Check Out Line: The rebates are coming! The rebates are coming!
Check out those federal rebate checks.
Tax rebates began arriving in U.S. consumers’ bank accounts this week as part of Washington’s $152 billion stimulus package. (Direct deposits this week and paper checks next week.)
Retailers have various strategies for attracting those rebate dollars. Many of them are offering 10 percent bonuses when the checks are converted to store discounts.
Of course, unlike other retailers, Wal-Mart will cash the checks free without requiring a purchase in the store. Obviously, if you have to put the funds from your rebate onto a Kroger or RadioShack gift card, you would spend the money in those stores.
“We’ll focus on providing real, long-term value on the items that matter and put shoppers in control of their own spending,” said John Fleming, executive vice president and chief merchandising officer, Wal-Mart Stores, U.S.
So you don’t have to spend the money at Wal-Mart. But once you cash the check there, the company is also cutting prices on everyday items like shampoo, lunch meat and cereal to coincide with the checks arriving.
Overall, Customer Growth Partners estimates that $40 billion of the rebate payments will be spent by consumers. The rest will be used for debt reduction and savings. But that, along with $15 billion in cash flow from consumers no longer paying to heat their homes as that season ends, could add $55 billion in retail spending in the coming months, the research firm said.

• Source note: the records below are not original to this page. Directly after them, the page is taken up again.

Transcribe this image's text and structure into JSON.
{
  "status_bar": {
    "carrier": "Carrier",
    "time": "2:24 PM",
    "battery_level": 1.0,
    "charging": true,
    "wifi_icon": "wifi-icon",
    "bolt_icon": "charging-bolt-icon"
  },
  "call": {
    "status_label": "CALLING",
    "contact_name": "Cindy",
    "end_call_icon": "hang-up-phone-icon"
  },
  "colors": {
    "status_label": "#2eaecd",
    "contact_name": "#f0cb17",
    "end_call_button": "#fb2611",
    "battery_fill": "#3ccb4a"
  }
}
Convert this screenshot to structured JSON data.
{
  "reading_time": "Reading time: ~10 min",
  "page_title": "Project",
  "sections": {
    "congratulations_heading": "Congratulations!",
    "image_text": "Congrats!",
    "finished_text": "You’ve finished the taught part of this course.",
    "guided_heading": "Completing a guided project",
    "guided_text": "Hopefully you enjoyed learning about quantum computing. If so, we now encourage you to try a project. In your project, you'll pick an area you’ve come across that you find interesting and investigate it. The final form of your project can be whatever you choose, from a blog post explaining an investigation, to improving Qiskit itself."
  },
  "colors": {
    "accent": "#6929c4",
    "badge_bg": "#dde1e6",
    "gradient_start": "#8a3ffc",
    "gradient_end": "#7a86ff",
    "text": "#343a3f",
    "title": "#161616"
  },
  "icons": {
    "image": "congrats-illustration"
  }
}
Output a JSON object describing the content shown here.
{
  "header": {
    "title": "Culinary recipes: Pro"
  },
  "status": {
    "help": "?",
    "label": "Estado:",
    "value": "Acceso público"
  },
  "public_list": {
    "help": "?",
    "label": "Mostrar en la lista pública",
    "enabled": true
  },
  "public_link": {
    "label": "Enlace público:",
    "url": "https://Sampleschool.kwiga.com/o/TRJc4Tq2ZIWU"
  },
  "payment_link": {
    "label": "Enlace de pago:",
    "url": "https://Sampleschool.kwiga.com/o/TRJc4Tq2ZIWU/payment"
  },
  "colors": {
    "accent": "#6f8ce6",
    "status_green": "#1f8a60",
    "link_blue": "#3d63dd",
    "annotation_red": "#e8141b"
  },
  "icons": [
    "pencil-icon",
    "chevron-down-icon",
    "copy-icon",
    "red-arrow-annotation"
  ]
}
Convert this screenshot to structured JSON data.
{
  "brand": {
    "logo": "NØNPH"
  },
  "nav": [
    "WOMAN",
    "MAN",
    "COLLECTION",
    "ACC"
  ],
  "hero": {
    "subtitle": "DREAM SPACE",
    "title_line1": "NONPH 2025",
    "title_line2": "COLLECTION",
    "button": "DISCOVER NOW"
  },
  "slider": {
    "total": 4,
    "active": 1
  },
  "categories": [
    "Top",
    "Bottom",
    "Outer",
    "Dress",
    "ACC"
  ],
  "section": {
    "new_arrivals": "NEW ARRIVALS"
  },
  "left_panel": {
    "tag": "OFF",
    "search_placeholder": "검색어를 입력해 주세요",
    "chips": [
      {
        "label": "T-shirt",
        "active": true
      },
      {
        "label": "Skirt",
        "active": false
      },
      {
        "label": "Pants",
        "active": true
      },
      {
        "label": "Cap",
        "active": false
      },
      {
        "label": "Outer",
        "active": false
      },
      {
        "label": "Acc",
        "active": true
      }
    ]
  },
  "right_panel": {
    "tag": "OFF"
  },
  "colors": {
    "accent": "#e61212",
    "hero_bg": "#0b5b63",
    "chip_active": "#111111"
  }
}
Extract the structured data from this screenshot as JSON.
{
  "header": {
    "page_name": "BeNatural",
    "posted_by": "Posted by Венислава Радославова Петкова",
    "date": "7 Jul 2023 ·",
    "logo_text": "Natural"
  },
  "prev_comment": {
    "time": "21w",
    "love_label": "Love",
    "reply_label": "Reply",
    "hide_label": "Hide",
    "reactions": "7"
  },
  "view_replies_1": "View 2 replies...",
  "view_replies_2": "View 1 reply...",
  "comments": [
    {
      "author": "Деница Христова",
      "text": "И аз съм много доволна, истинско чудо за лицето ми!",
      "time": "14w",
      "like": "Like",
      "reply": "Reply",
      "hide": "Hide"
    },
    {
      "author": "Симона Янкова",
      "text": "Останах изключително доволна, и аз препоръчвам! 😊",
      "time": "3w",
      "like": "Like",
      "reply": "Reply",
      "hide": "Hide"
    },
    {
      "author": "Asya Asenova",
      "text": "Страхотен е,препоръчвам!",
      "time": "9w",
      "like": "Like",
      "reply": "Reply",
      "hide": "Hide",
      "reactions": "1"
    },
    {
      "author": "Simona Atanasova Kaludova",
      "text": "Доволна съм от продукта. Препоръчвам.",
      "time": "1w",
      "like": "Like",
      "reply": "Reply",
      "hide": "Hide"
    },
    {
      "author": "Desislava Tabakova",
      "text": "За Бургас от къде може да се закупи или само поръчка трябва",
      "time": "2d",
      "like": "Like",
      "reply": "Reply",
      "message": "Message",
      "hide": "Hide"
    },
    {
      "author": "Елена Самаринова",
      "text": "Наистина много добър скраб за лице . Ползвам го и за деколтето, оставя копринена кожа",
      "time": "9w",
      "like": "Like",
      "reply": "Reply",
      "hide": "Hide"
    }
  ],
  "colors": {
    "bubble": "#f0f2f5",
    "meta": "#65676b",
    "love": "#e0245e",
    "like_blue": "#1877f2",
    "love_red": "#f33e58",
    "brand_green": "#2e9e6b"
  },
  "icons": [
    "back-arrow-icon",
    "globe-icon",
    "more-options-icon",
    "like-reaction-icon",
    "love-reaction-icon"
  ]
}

“One swallow does not a summer make, but our visits to the malls and the Big Boxers over the past week showed the strongest traffic of the year, now that heating bills are paid off,” Customer Growth Partners President Craig Johnson said. “And at least at the Apple stores and some teen Apparel players — and of course at Costco and Wal-Mart — we’re seeing the biggest crowds since Christmas.”